**Work order:** Copy out all lines from the entries below in which "Time" occurs.

(Web page and app entries)
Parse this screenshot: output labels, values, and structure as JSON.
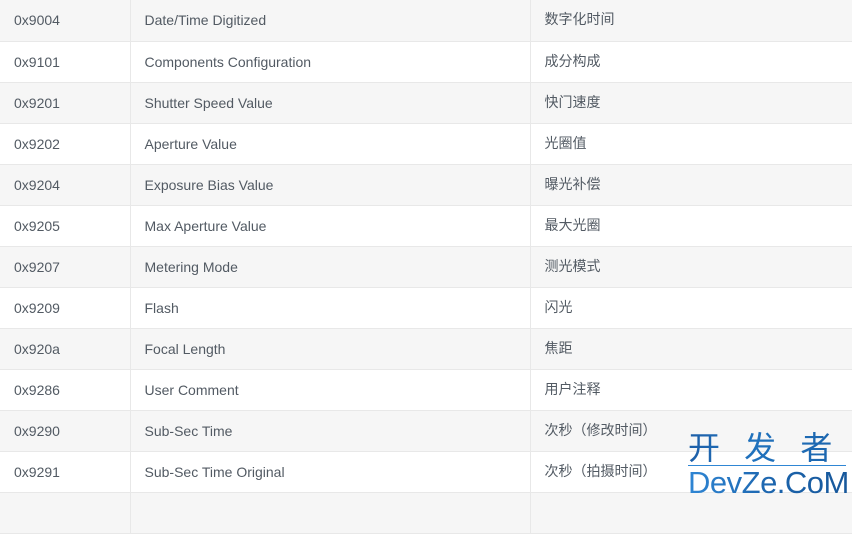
{
  "table": {
    "columns": [
      "tag",
      "name",
      "name_zh"
    ],
    "rows": [
      {
        "tag": "0x9004",
        "name": "Date/Time Digitized",
        "name_zh": "数字化时间"
      },
      {
        "tag": "0x9101",
        "name": "Components Configuration",
        "name_zh": "成分构成"
      },
      {
        "tag": "0x9201",
        "name": "Shutter Speed Value",
        "name_zh": "快门速度"
      },
      {
        "tag": "0x9202",
        "name": "Aperture Value",
        "name_zh": "光圈值"
      },
      {
        "tag": "0x9204",
        "name": "Exposure Bias Value",
        "name_zh": "曝光补偿"
      },
      {
        "tag": "0x9205",
        "name": "Max Aperture Value",
        "name_zh": "最大光圈"
      },
      {
        "tag": "0x9207",
        "name": "Metering Mode",
        "name_zh": "测光模式"
      },
      {
        "tag": "0x9209",
        "name": "Flash",
        "name_zh": "闪光"
      },
      {
        "tag": "0x920a",
        "name": "Focal Length",
        "name_zh": "焦距"
      },
      {
        "tag": "0x9286",
        "name": "User Comment",
        "name_zh": "用户注释"
      },
      {
        "tag": "0x9290",
        "name": "Sub-Sec Time",
        "name_zh": "次秒（修改时间）"
      },
      {
        "tag": "0x9291",
        "name": "Sub-Sec Time Original",
        "name_zh": "次秒（拍摄时间）"
      },
      {
        "tag": "",
        "name": "",
        "name_zh": ""
      }
    ]
  },
  "watermark": {
    "cn": "开 发 者",
    "en": "DevZe.CoM",
    "color": "#1b63ab"
  },
  "colors": {
    "stripe_bg": "#f6f6f6",
    "plain_bg": "#ffffff",
    "border": "#e8e8e8",
    "text": "#525a63"
  }
}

**Output of the exercise:**
        "name": "Date/Time Digitized",
        "name": "Sub-Sec Time",
        "name": "Sub-Sec Time Original",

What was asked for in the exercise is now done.